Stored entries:
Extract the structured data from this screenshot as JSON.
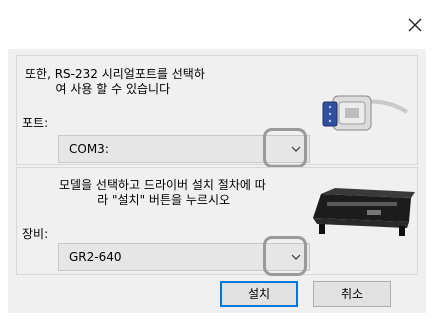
{
  "dialog": {
    "close_glyph": "×"
  },
  "port_section": {
    "description": "또한, RS-232 시리얼포트를 선택하\n        여 사용 할 수 있습니다",
    "label": "포트:",
    "selected": "COM3:",
    "image_icon": "serial-connector-image"
  },
  "device_section": {
    "description": "모델을 선택하고 드라이버 설치 절차에 따\n          라 \"설치\" 버튼을 누르시오",
    "label": "장비:",
    "selected": "GR2-640",
    "image_icon": "cutting-plotter-image"
  },
  "buttons": {
    "install": "설치",
    "cancel": "취소"
  },
  "colors": {
    "highlight": "#9a9a9a",
    "default_button_border": "#0078d7"
  }
}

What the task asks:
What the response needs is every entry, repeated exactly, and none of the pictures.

Answer area:
Extract the structured data from this screenshot as JSON.
{
  "dialog": {
    "close_glyph": "×"
  },
  "port_section": {
    "description": "또한, RS-232 시리얼포트를 선택하\n        여 사용 할 수 있습니다",
    "label": "포트:",
    "selected": "COM3:",
    "image_icon": "serial-connector-image"
  },
  "device_section": {
    "description": "모델을 선택하고 드라이버 설치 절차에 따\n          라 \"설치\" 버튼을 누르시오",
    "label": "장비:",
    "selected": "GR2-640",
    "image_icon": "cutting-plotter-image"
  },
  "buttons": {
    "install": "설치",
    "cancel": "취소"
  },
  "colors": {
    "highlight": "#9a9a9a",
    "default_button_border": "#0078d7"
  }
}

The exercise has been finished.